In addition to my work in digital marketing, I project-managed the Aoife O’Donovan and Tift Merritt records. I love some strong female voices in the Americana world. I just loved those records and working with those ladies. Also, the “Living In Raleigh Now” campaign with the International Bluegrass Music Association and Chatham County Line was a combination of one of my favorite bands, an awesome bluegrass event that Raleigh now hosts and the downtown Raleigh area, where I live.

What do you do in your spare time?
We bought that house in downtown Raleigh just a few months ago, so I’ve been busy decorating. It’s a nice creative outlet that doesn’t require a computer – other than the danger of online shopping.

What inspired your playlist?
I grew up in Asheville, where traditional roots and string music is very popular, so a lot of my favorites now stem from growing up there before I moved to Raleigh 11 years ago. Those sounds are my favorite, and are featured on my playlist.

Best interaction with a Yep Roc artist?
At Americana Fest in Nashville 2 years ago, I was at the SiriusXM Outlaw Country studio on Broadway with our radio manager and I met Bobby Bare, the legendary songwriter. I was pretty star struck so I didn’t really talk to him much, but when he left the green room where we were waiting during a live interview said “Goodbye, pretty girl.” And I pretty much thought it was the most amazing thing ever.

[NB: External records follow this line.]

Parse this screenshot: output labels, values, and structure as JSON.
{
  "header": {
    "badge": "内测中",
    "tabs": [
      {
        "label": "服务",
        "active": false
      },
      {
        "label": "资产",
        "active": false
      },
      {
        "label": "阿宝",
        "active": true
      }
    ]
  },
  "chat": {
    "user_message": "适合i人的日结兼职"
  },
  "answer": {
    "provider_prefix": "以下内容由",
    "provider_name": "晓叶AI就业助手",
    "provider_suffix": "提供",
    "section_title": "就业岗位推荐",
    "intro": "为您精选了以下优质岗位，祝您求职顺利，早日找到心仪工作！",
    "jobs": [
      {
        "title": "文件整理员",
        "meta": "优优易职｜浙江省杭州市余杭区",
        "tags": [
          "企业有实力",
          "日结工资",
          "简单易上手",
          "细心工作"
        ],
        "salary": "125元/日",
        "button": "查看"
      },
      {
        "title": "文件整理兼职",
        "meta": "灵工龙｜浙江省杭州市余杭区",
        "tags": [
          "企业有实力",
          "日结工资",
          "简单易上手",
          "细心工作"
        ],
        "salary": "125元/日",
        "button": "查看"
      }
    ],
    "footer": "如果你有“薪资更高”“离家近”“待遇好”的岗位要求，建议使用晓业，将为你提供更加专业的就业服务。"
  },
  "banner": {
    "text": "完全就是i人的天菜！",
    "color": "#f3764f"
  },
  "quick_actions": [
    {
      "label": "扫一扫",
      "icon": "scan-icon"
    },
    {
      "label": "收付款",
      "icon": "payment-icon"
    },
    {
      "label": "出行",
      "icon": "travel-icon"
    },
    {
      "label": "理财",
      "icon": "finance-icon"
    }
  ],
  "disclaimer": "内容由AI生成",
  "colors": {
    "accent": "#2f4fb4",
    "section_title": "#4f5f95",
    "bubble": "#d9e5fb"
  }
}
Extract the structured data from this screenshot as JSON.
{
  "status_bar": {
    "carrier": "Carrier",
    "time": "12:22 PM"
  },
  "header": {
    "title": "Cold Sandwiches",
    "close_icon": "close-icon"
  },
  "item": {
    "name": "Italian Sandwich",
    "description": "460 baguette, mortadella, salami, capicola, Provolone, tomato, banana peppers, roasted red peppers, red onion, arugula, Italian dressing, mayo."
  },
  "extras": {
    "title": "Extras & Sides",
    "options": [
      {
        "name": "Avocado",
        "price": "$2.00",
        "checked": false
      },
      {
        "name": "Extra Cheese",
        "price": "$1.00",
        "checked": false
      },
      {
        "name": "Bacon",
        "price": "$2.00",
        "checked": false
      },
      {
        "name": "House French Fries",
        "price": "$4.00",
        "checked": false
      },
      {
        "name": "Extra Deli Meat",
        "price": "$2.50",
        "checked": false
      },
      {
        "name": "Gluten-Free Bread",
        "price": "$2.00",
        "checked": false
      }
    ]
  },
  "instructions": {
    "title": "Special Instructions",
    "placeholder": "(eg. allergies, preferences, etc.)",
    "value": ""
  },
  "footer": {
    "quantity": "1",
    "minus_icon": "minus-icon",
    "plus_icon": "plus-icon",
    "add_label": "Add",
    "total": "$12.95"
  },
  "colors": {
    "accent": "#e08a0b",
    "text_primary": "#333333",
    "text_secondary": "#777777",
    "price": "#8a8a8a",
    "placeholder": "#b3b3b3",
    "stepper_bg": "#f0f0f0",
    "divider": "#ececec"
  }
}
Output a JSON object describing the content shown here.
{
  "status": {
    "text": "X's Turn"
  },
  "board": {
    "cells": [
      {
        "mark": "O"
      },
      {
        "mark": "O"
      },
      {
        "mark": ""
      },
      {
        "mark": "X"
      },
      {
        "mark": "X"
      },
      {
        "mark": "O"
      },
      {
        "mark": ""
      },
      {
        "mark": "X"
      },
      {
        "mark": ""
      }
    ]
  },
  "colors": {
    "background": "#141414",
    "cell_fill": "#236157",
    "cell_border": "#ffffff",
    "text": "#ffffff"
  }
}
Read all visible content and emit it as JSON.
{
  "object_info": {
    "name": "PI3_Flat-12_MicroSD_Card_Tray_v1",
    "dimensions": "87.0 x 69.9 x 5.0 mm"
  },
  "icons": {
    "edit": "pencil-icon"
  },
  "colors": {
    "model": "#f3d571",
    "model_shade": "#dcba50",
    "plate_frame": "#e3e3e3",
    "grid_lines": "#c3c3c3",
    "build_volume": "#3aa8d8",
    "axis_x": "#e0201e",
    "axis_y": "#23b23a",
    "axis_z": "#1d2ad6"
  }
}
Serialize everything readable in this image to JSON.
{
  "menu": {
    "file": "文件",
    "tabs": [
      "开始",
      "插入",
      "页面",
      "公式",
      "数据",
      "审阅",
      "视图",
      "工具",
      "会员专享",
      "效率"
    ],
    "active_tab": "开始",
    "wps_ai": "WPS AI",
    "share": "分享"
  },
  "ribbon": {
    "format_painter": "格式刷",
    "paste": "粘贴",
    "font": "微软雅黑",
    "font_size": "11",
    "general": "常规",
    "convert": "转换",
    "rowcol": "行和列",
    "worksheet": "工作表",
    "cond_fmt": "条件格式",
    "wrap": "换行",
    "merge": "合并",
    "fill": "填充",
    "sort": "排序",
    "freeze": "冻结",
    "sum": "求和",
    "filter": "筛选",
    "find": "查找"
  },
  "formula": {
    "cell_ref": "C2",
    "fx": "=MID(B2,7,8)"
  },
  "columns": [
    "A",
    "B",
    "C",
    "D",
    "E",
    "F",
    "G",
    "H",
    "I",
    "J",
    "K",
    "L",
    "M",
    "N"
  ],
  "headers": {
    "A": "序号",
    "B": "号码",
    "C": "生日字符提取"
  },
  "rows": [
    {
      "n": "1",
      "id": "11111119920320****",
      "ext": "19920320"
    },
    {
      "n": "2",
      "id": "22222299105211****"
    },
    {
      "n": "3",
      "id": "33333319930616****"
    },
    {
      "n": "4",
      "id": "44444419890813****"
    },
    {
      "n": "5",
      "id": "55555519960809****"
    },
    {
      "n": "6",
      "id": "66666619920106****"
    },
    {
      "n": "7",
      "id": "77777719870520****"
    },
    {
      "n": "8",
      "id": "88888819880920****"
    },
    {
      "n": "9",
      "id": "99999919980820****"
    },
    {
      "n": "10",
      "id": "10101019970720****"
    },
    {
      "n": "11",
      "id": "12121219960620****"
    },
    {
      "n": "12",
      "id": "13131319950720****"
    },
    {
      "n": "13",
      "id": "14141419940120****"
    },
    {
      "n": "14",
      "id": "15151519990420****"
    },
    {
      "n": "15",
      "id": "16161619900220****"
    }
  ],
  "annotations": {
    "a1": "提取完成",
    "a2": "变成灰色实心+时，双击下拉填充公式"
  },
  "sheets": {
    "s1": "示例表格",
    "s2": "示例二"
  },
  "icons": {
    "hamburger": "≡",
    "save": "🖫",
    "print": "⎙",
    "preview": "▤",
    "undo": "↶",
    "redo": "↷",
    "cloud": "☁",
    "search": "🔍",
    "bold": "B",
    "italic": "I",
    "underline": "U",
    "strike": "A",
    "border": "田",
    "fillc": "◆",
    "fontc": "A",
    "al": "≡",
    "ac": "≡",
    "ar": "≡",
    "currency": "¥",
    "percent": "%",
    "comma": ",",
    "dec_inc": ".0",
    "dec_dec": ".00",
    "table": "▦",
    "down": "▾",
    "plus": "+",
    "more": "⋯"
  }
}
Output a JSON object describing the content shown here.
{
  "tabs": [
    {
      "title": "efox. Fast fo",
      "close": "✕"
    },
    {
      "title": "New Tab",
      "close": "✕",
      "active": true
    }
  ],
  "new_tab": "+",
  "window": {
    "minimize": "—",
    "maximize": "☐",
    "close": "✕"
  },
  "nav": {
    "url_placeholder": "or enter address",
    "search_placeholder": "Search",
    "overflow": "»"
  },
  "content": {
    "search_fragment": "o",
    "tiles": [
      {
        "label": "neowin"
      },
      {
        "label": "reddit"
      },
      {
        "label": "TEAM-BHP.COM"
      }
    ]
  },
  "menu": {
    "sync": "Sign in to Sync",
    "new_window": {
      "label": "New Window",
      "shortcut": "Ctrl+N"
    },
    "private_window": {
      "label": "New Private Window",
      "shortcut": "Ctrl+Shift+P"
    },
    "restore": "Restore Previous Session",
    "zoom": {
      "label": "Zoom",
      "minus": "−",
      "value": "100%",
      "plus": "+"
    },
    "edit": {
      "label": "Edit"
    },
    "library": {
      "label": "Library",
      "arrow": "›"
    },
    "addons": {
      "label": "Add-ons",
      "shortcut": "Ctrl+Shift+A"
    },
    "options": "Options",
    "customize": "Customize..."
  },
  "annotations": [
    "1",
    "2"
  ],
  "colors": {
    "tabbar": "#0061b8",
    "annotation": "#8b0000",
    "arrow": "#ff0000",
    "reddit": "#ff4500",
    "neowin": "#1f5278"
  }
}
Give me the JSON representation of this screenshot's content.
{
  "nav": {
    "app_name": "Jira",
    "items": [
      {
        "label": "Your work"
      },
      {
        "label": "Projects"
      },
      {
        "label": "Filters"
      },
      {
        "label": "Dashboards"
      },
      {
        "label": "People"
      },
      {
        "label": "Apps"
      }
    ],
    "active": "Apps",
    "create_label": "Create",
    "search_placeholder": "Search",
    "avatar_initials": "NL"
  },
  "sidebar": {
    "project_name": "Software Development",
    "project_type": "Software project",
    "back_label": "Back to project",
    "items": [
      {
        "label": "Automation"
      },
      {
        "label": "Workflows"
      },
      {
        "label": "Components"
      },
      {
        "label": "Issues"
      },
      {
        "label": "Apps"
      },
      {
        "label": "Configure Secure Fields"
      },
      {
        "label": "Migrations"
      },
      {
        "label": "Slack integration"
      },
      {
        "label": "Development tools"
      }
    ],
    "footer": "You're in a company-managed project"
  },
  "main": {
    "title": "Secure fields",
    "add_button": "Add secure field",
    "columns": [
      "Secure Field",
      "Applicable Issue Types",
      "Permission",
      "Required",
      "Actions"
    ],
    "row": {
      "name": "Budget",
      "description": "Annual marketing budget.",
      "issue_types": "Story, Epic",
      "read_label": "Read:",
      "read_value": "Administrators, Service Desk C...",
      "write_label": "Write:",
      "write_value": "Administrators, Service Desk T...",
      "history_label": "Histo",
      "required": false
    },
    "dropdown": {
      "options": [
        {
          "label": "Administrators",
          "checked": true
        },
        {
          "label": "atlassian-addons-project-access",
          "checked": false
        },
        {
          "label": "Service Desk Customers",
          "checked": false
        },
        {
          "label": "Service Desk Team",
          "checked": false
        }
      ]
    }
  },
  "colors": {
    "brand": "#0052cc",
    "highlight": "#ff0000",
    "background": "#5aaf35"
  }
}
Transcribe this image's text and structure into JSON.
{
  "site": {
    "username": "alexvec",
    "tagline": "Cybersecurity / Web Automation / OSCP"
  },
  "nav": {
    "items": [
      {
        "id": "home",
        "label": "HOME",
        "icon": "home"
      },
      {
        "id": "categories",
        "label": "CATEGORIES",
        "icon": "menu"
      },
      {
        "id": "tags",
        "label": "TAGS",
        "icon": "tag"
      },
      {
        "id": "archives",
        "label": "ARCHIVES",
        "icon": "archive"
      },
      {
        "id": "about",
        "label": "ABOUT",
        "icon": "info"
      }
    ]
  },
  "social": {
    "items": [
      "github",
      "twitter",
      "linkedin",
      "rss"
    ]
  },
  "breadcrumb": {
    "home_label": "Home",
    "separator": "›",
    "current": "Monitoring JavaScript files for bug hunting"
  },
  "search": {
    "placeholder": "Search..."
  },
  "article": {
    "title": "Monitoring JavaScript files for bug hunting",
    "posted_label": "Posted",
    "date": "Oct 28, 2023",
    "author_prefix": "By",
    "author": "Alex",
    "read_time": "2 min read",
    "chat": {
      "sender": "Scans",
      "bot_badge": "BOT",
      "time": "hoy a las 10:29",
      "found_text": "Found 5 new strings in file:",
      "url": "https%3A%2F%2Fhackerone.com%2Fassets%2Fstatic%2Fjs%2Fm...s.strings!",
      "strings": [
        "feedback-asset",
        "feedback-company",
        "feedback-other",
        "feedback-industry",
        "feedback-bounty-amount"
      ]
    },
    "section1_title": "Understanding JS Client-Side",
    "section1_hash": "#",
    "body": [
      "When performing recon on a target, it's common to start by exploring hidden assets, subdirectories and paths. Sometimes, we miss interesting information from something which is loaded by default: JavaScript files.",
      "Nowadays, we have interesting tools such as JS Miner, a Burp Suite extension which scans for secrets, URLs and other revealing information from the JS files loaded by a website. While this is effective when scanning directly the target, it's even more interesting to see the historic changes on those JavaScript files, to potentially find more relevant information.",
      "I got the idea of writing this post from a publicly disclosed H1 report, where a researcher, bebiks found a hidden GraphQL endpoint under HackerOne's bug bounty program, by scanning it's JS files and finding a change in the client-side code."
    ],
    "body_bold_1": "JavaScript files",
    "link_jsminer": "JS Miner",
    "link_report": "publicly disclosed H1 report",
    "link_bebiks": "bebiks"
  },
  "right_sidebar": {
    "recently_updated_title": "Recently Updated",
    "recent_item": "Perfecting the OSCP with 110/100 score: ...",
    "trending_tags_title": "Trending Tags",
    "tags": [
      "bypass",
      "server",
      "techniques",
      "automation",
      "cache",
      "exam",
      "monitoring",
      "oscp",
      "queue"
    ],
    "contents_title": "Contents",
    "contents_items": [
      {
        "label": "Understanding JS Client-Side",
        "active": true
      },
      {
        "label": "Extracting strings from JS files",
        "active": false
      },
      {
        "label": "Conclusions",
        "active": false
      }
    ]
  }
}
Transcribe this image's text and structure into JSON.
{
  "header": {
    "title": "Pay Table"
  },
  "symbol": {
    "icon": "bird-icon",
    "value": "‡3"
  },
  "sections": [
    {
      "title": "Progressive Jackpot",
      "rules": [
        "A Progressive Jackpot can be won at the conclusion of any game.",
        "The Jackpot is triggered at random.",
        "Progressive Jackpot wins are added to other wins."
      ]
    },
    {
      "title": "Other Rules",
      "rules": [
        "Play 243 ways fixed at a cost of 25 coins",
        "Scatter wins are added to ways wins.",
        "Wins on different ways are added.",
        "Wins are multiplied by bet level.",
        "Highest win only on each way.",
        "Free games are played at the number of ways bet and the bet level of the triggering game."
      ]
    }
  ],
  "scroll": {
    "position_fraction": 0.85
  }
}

Favorite Yep Roc release?
I’d say it’s a tie between Traveling Alone and Fossils. Not only because I worked on them, but it’s just music right up my alley. And I love the steel guitar.

New Year’s resolution?
Volunteer more. And get my ears pierced a second time.

Best live show you ever saw?
Dave Alvin, for sure. I stood right in front of him the first time I ever saw him, after I started working at Yep Roc. He blew me away.

If you were on a megabus for three days with one CD and a walkman, what would it be?
Jamey Johnson, That Lonesome Sound. I latched on to that one via one of my favorite (and now-defunct) roots blogs The 9513, before it got a major release. He’s very much in the spirit of some of those outlaw-era legends, but in a very modern way that keeps the tradition of country music modern. And he has a very awesome beard.

What’s in your car’s CD player right now?
The Stray Birds’ Best Medicine, with “Feathers and Bone” on repeat; both the new and old Sturgill Simpson records; the new Lee Ann Womack record, The Way I’m Living; and the new Taylor Swift album. Now that she’s fully on the pop side I can fully embrace her.

First album you ever bought?
Spice Girls. At a K-Mart. That’s pretty embarrassing.

If you had to be stuck in a submarine at the bottom of the Marianas Trench with one musician, who would it be?
Sturgill Simpson, because his new record Metamodern Sounds in Country Music is such a weird combination of the traditional country music sounds I love with ramblings about metaphysics, religion and drugs.

Tags: , , , , , ,